Try it
For the entries below, state how many lines contain the string "this". Add nothing else.

(Element data from apps and pages)

• • • • •

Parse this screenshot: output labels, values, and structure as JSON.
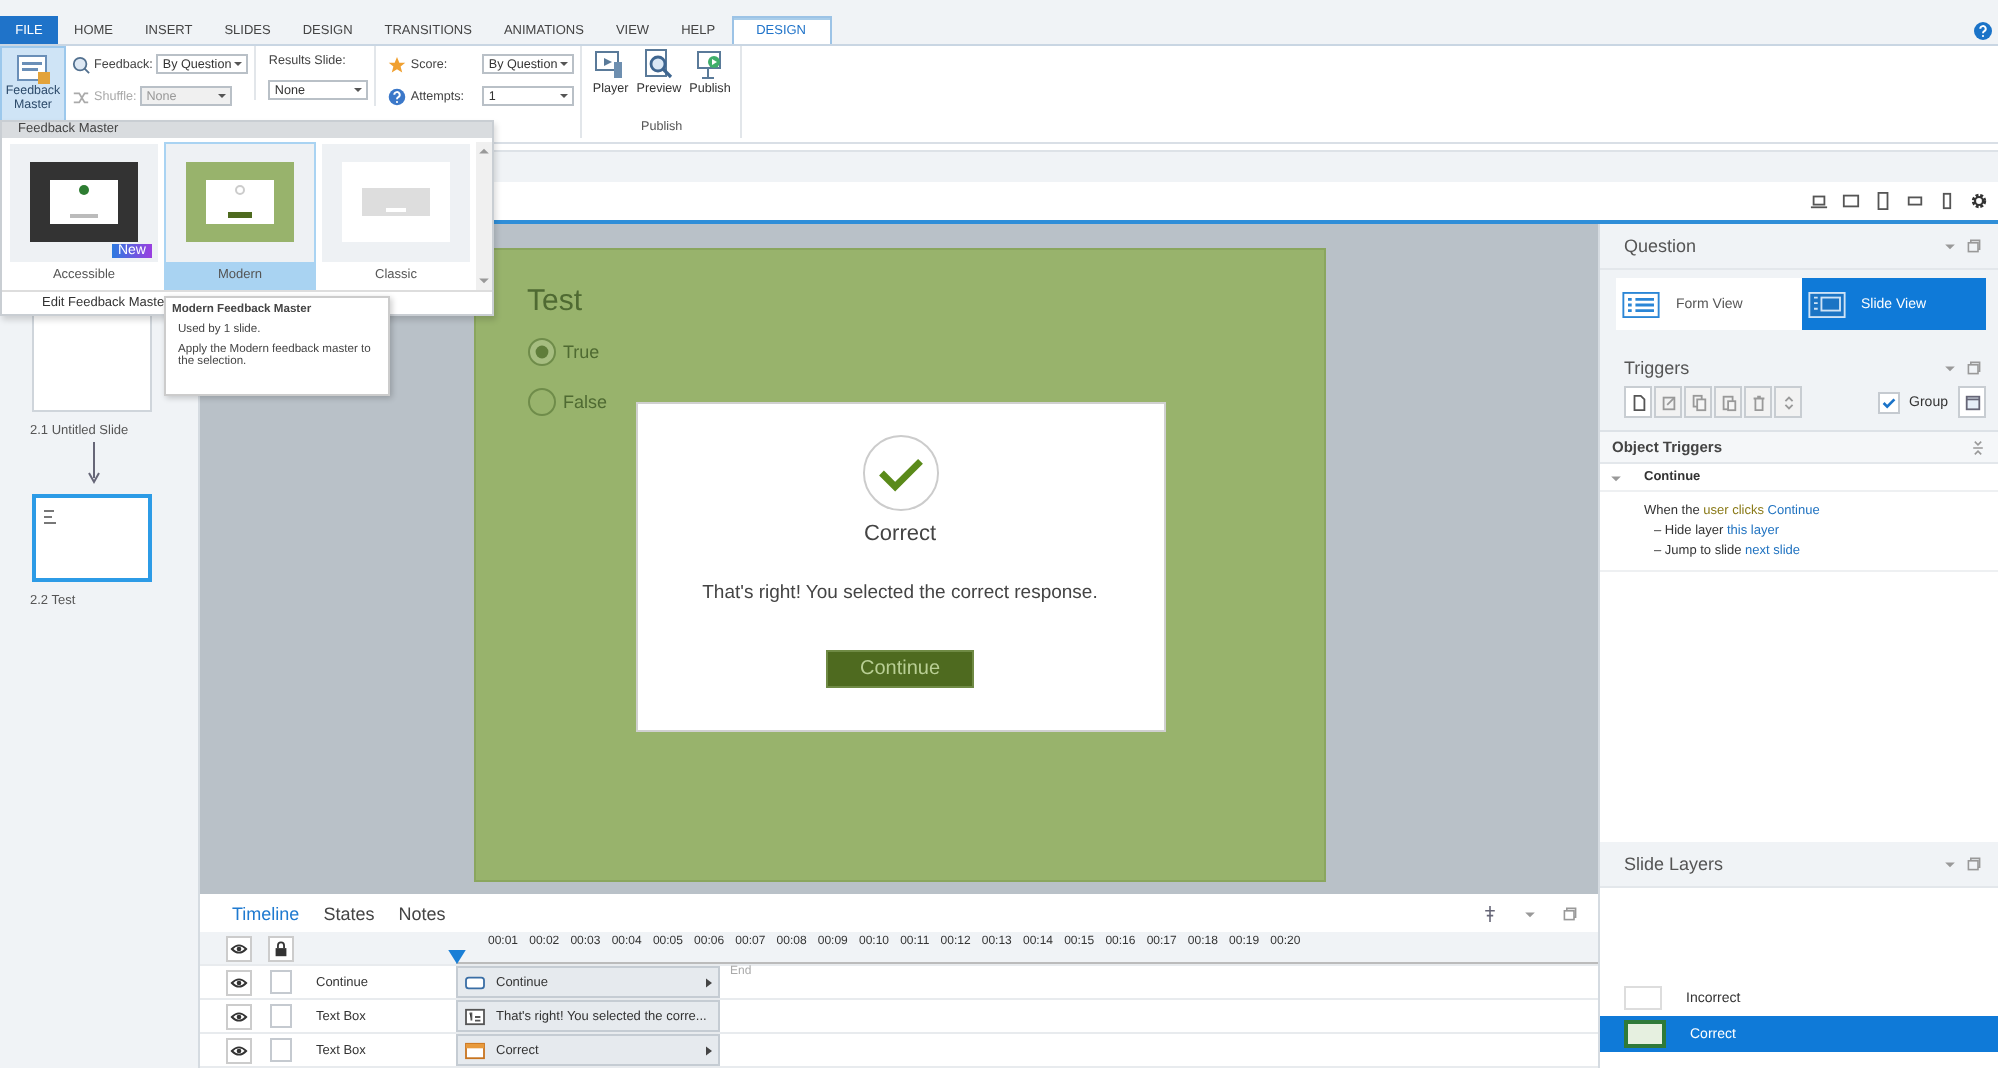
{
  "ribbon_tabs": [
    {
      "label": "FILE",
      "kind": "file",
      "selected": false
    },
    {
      "label": "HOME",
      "kind": "tab",
      "selected": false
    },
    {
      "label": "INSERT",
      "kind": "tab",
      "selected": false
    },
    {
      "label": "SLIDES",
      "kind": "tab",
      "selected": false
    },
    {
      "label": "DESIGN",
      "kind": "tab",
      "selected": false
    },
    {
      "label": "TRANSITIONS",
      "kind": "tab",
      "selected": false
    },
    {
      "label": "ANIMATIONS",
      "kind": "tab",
      "selected": false
    },
    {
      "label": "VIEW",
      "kind": "tab",
      "selected": false
    },
    {
      "label": "HELP",
      "kind": "tab",
      "selected": false
    },
    {
      "label": "DESIGN",
      "kind": "context",
      "selected": true
    }
  ],
  "ribbon": {
    "feedback_master": "Feedback Master",
    "feedback": {
      "label": "Feedback:",
      "value": "By Question"
    },
    "shuffle": {
      "label": "Shuffle:",
      "value": "None",
      "disabled": true
    },
    "results_slide": {
      "label": "Results Slide:",
      "value": "None"
    },
    "score": {
      "label": "Score:",
      "value": "By Question"
    },
    "attempts": {
      "label": "Attempts:",
      "value": "1"
    },
    "publish_buttons": [
      {
        "label": "Player",
        "kind": "player"
      },
      {
        "label": "Preview",
        "kind": "preview"
      },
      {
        "label": "Publish",
        "kind": "publish"
      }
    ],
    "publish_group": "Publish"
  },
  "feedback_master_menu": {
    "header": "Feedback Master",
    "items": [
      {
        "label": "Accessible",
        "kind": "dark",
        "badge": "New",
        "selected": false
      },
      {
        "label": "Modern",
        "kind": "green",
        "selected": true
      },
      {
        "label": "Classic",
        "kind": "gray",
        "selected": false
      }
    ],
    "edit_link": "Edit Feedback Maste"
  },
  "tooltip": {
    "title": "Modern Feedback Master",
    "lines": [
      "Used by 1 slide.",
      "Apply the Modern feedback master to the selection."
    ]
  },
  "slides": [
    {
      "label": "2.1 Untitled Slide",
      "selected": false
    },
    {
      "label": "2.2 Test",
      "selected": true
    }
  ],
  "slide": {
    "title": "Test",
    "options": [
      {
        "label": "True",
        "selected": true
      },
      {
        "label": "False",
        "selected": false
      }
    ],
    "feedback": {
      "heading": "Correct",
      "message": "That's right!  You selected the correct response.",
      "button": "Continue"
    }
  },
  "question_panel": {
    "title": "Question",
    "views": [
      {
        "label": "Form View",
        "kind": "form",
        "selected": false
      },
      {
        "label": "Slide View",
        "kind": "slide",
        "selected": true
      }
    ]
  },
  "triggers": {
    "title": "Triggers",
    "group": {
      "label": "Group",
      "checked": true
    },
    "section": "Object Triggers",
    "object": "Continue",
    "lines": [
      {
        "kind": "event",
        "prefix": "When the",
        "event": "user clicks",
        "target": "Continue"
      },
      {
        "kind": "action",
        "prefix": "– Hide layer",
        "target": "this layer"
      },
      {
        "kind": "action",
        "prefix": "– Jump to slide",
        "target": "next slide"
      }
    ]
  },
  "slide_layers": {
    "title": "Slide Layers",
    "layers": [
      {
        "label": "Incorrect",
        "selected": false
      },
      {
        "label": "Correct",
        "selected": true
      }
    ]
  },
  "timeline": {
    "tabs": [
      {
        "label": "Timeline",
        "selected": true
      },
      {
        "label": "States",
        "selected": false
      },
      {
        "label": "Notes",
        "selected": false
      }
    ],
    "ticks": [
      "00:01",
      "00:02",
      "00:03",
      "00:04",
      "00:05",
      "00:06",
      "00:07",
      "00:08",
      "00:09",
      "00:10",
      "00:11",
      "00:12",
      "00:13",
      "00:14",
      "00:15",
      "00:16",
      "00:17",
      "00:18",
      "00:19",
      "00:20"
    ],
    "end_label": "End",
    "rows": [
      {
        "name": "Continue",
        "bar": "Continue",
        "kind": "button",
        "locked": false
      },
      {
        "name": "Text Box",
        "bar": "That's right! You selected the corre...",
        "kind": "text",
        "locked": false
      },
      {
        "name": "Text Box",
        "bar": "Correct",
        "kind": "shape",
        "locked": false
      }
    ]
  }
}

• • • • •

Task output
2